Next, Rodgers claims that the committee refused to compare his signature on the urine sample with his signature in the institution's master file to verify that the signature on the sample is indeed his. He contends that by refusing to compare the signatures, the committee prevented him from presenting exculpatory evidence. If the committee arbitrarily refused to consider exculpatory evidence, this would constitute a violation of Rodgers' due process rights. See Whitford v. Boglino, 63 F.3d 527, 536 (7th Cir. 1995); Viens v. Daniels, 871 F.2d 1328, 1336 n. 2 (7th Cir. 1989). The evidence that Rodgers sought to present, however, cannot be characterized as "exculpatory." Rodgers did not provide the committee with any reason to believe that the signature on the sample was not his or that a comparison would be anything more than a needless exercise. The lab test, chain of custody information, and Silcox's affidavit constituted overwhelming evidence that Rodgers was guilty, and a comparison of the signatures "would not have undercut the reliability of the evidence on which the board relied." Viens, 871 F.2d at 1336. Because there is no reason to believe that a comparison of the signatures would have exculpated Rodgers, the committee did not violate his due process rights by refusing this request. See id.

Finally, Rodgers argues that he should have been provided with an additional hearing to contest the severity of the sanctions imposed on him. Due process requires that before an inmate is deprived of good time credits, he must receive a hearing where he may call witnesses and present documentary evidence in his defense. Wolf v. McDonnell, 418 U.S. 539, 566 (1974); see also Hill, 472 U.S. at 454. Rodgers was provided with such a hearing, and the disciplinary committee convicted him after reviewing the evidence. Rodgers does not argue that the committee exceeded its authority by sentencing him to the revocation of 60 days of good time credits,2  and his dissatisfaction with the penalty imposed does not entitle him to a second hearing. The disciplinary committee provided Rodgers with all of the due process protections to which he was entitled. Therefore, the judgment of the district court denying his Sec. 2254 petition is

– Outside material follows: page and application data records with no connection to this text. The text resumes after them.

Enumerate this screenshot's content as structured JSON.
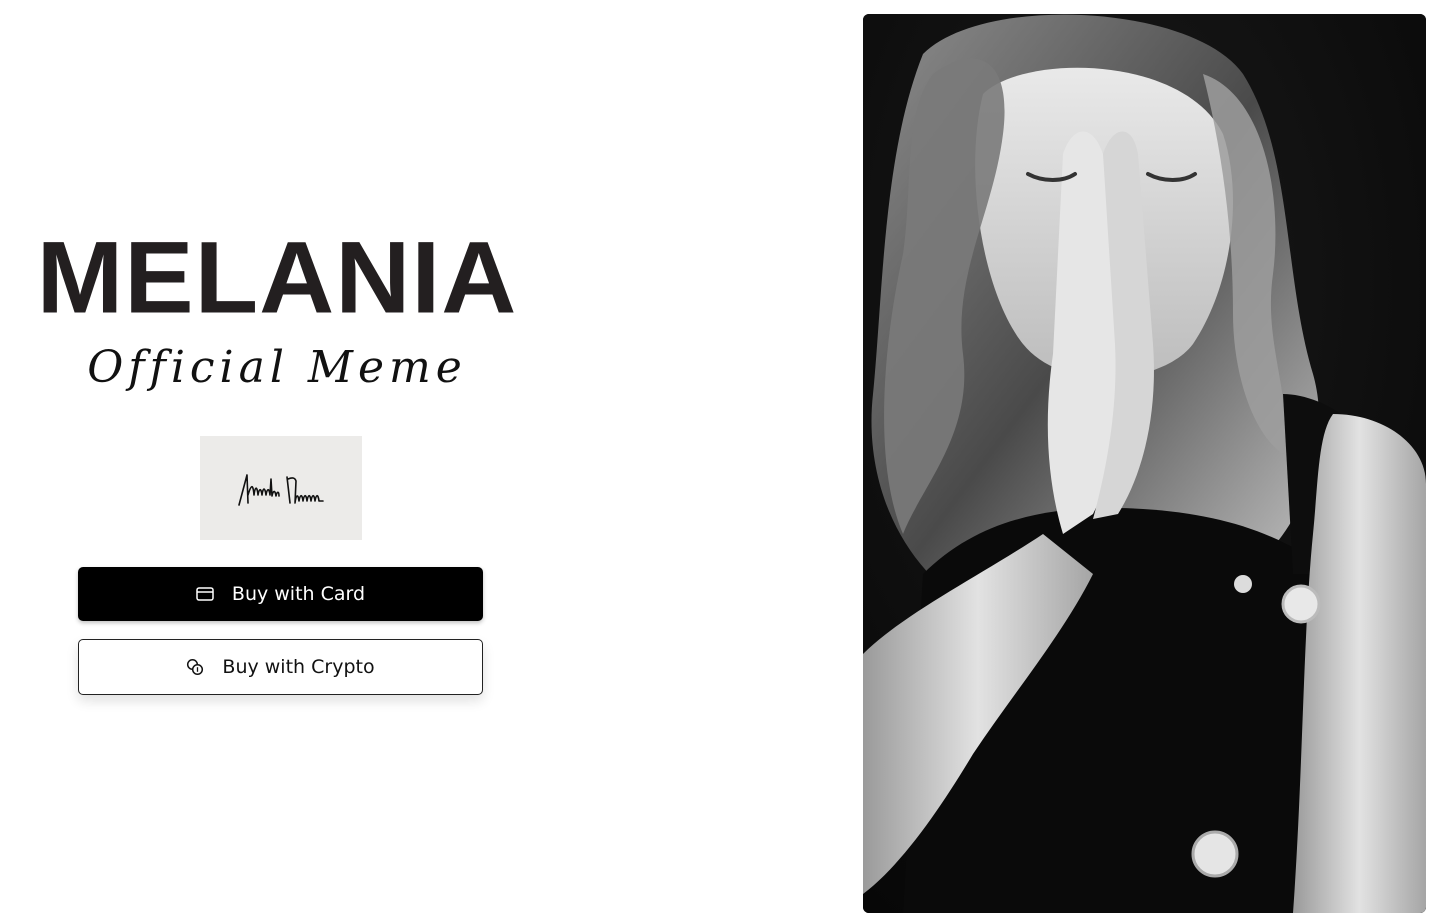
{
  "brand": {
    "title": "MELANIA",
    "subtitle": "Official Meme"
  },
  "signature": {
    "text": "Melania Trump"
  },
  "buttons": {
    "card": {
      "label": "Buy with Card",
      "icon": "credit-card-icon"
    },
    "crypto": {
      "label": "Buy with Crypto",
      "icon": "coins-icon"
    }
  },
  "photo": {
    "style": "black-and-white portrait"
  },
  "colors": {
    "text": "#231f20",
    "button_primary_bg": "#000000",
    "button_primary_text": "#ffffff",
    "button_secondary_border": "#222222",
    "signature_bg": "#ecebe9"
  }
}
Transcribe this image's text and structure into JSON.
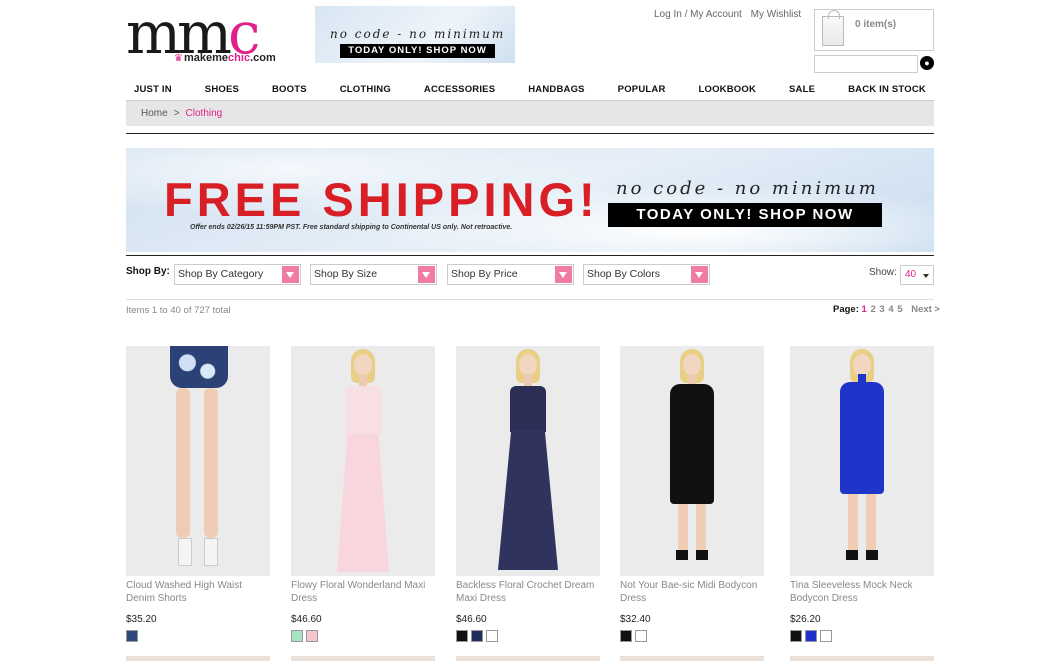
{
  "logo": {
    "mark": "mm",
    "mark_c": "c",
    "site": "makeme",
    "site_pink": "chic",
    "site_end": ".com"
  },
  "top_banner": {
    "tagline": "no code - no minimum",
    "cta": "TODAY ONLY! SHOP NOW"
  },
  "account": {
    "login": "Log In / My Account",
    "wishlist": "My Wishlist"
  },
  "cart": {
    "count": "0 item(s)"
  },
  "search": {
    "placeholder": ""
  },
  "nav": [
    "JUST IN",
    "SHOES",
    "BOOTS",
    "CLOTHING",
    "ACCESSORIES",
    "HANDBAGS",
    "POPULAR",
    "LOOKBOOK",
    "SALE",
    "BACK IN STOCK"
  ],
  "breadcrumb": {
    "home": "Home",
    "sep": ">",
    "current": "Clothing"
  },
  "hero": {
    "title": "FREE SHIPPING!",
    "fine_print": "Offer ends 02/26/15 11:59PM PST. Free standard shipping to Continental US only. Not retroactive.",
    "tagline": "no code - no minimum",
    "cta": "TODAY ONLY! SHOP NOW"
  },
  "filters": {
    "label": "Shop By:",
    "category": "Shop By Category",
    "size": "Shop By Size",
    "price": "Shop By Price",
    "colors": "Shop By Colors",
    "show_label": "Show:",
    "show_value": "40"
  },
  "results": {
    "count": "Items 1 to 40 of 727 total"
  },
  "pager": {
    "label": "Page:",
    "pages": [
      "1",
      "2",
      "3",
      "4",
      "5"
    ],
    "next": "Next >"
  },
  "products": [
    {
      "name": "Cloud Washed High Waist Denim Shorts",
      "price": "$35.20",
      "swatches": [
        "#2f4a7a"
      ]
    },
    {
      "name": "Flowy Floral Wonderland Maxi Dress",
      "price": "$46.60",
      "swatches": [
        "#a8e3c4",
        "#f6c6cf"
      ]
    },
    {
      "name": "Backless Floral Crochet Dream Maxi Dress",
      "price": "$46.60",
      "swatches": [
        "#111111",
        "#1f2f5a",
        "#ffffff"
      ]
    },
    {
      "name": "Not Your Bae-sic Midi Bodycon Dress",
      "price": "$32.40",
      "swatches": [
        "#111111",
        "#ffffff"
      ]
    },
    {
      "name": "Tina Sleeveless Mock Neck Bodycon Dress",
      "price": "$26.20",
      "swatches": [
        "#111111",
        "#1f2fc9",
        "#ffffff"
      ]
    }
  ]
}
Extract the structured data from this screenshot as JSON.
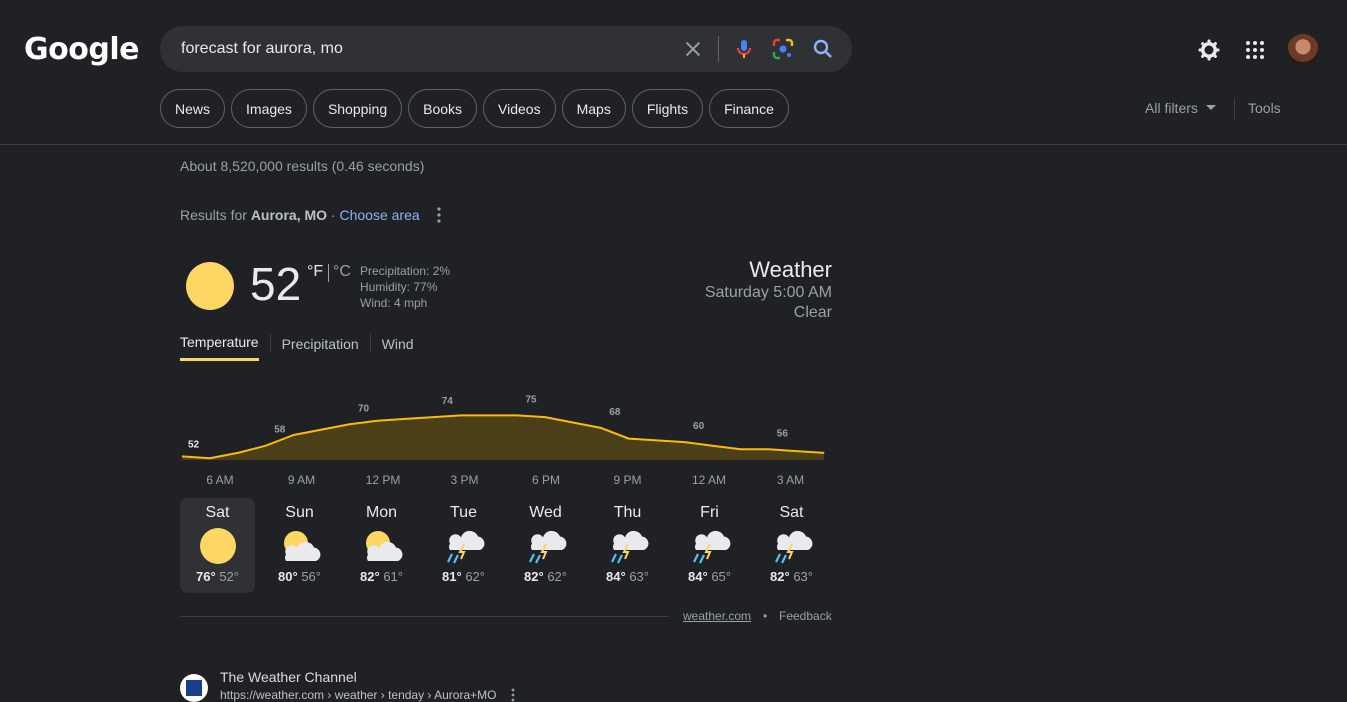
{
  "header": {
    "logo": "Google",
    "search_value": "forecast for aurora, mo"
  },
  "chips": [
    "News",
    "Images",
    "Shopping",
    "Books",
    "Videos",
    "Maps",
    "Flights",
    "Finance"
  ],
  "filters": {
    "all_filters": "All filters",
    "tools": "Tools"
  },
  "stats": "About 8,520,000 results (0.46 seconds)",
  "results_for": {
    "prefix": "Results for ",
    "place": "Aurora, MO",
    "sep": " · ",
    "choose": "Choose area"
  },
  "weather": {
    "temp": "52",
    "unit_f": "°F",
    "unit_c": "°C",
    "precipitation": "Precipitation: 2%",
    "humidity": "Humidity: 77%",
    "wind": "Wind: 4 mph",
    "title": "Weather",
    "time": "Saturday 5:00 AM",
    "condition": "Clear",
    "tabs": [
      "Temperature",
      "Precipitation",
      "Wind"
    ]
  },
  "chart_data": {
    "type": "area",
    "x": [
      "6 AM",
      "7 AM",
      "8 AM",
      "9 AM",
      "10 AM",
      "11 AM",
      "12 PM",
      "1 PM",
      "2 PM",
      "3 PM",
      "4 PM",
      "5 PM",
      "6 PM",
      "7 PM",
      "8 PM",
      "9 PM",
      "10 PM",
      "11 PM",
      "12 AM",
      "1 AM",
      "2 AM",
      "3 AM",
      "4 AM",
      "5 AM"
    ],
    "values": [
      52,
      51,
      54,
      58,
      64,
      67,
      70,
      72,
      73,
      74,
      75,
      75,
      75,
      74,
      71,
      68,
      62,
      61,
      60,
      58,
      56,
      56,
      55,
      54
    ],
    "labeled_points": [
      {
        "index": 0,
        "label": "52"
      },
      {
        "index": 3,
        "label": "58"
      },
      {
        "index": 6,
        "label": "70"
      },
      {
        "index": 9,
        "label": "74"
      },
      {
        "index": 12,
        "label": "75"
      },
      {
        "index": 15,
        "label": "68"
      },
      {
        "index": 18,
        "label": "60"
      },
      {
        "index": 21,
        "label": "56"
      }
    ],
    "tick_labels": [
      "6 AM",
      "9 AM",
      "12 PM",
      "3 PM",
      "6 PM",
      "9 PM",
      "12 AM",
      "3 AM"
    ],
    "line_color": "#fbbc04",
    "fill_color": "#4a3f17"
  },
  "forecast": [
    {
      "day": "Sat",
      "icon": "sunny",
      "hi": "76°",
      "lo": "52°"
    },
    {
      "day": "Sun",
      "icon": "partly-cloudy",
      "hi": "80°",
      "lo": "56°"
    },
    {
      "day": "Mon",
      "icon": "partly-cloudy",
      "hi": "82°",
      "lo": "61°"
    },
    {
      "day": "Tue",
      "icon": "thunderstorm-rain",
      "hi": "81°",
      "lo": "62°"
    },
    {
      "day": "Wed",
      "icon": "thunderstorm-rain",
      "hi": "82°",
      "lo": "62°"
    },
    {
      "day": "Thu",
      "icon": "thunderstorm-rain",
      "hi": "84°",
      "lo": "63°"
    },
    {
      "day": "Fri",
      "icon": "thunderstorm-rain",
      "hi": "84°",
      "lo": "65°"
    },
    {
      "day": "Sat",
      "icon": "thunderstorm-rain",
      "hi": "82°",
      "lo": "63°"
    }
  ],
  "footer": {
    "source": "weather.com",
    "bullet": "•",
    "feedback": "Feedback"
  },
  "next_result": {
    "site": "The Weather Channel",
    "url": "https://weather.com › weather › tenday › Aurora+MO"
  },
  "colors": {
    "background": "#202124",
    "accent_yellow": "#fdd663",
    "link": "#8ab4f8"
  }
}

After preliminary examination of the briefs, the court notified the parties that it had tentatively concluded that oral argument would not be helpful to the court in this case. The notice provided that any party might file a "Statement as to Need of Oral Argument." See Fed. R. App. P. 34(a); Cir.R. 34(f). Appellant has filed a statement requesting oral argument. Upon consideration of that statement, the briefs, and the record, the request for oral argument is denied and the appeal is submitted on the briefs and record


A prisoner seeking the restoration of good time credits may appropriately bring an action under Sec. 2254. Preiser v. Rodriguez, 411 U.S. 475, 500 (1973); Waletzki v. Keohane, 13 F.3d 1079, 1081 (7th Cir. 1994)


A copy of the Indiana Department of Correction's Disciplinary Policy submitted by the respondent indicates that a disciplinary committee may revoke up to six months of good time credits if it finds an inmate guilty of unauthorized drug use. R. 8, Exhibits 2(a)-2(c)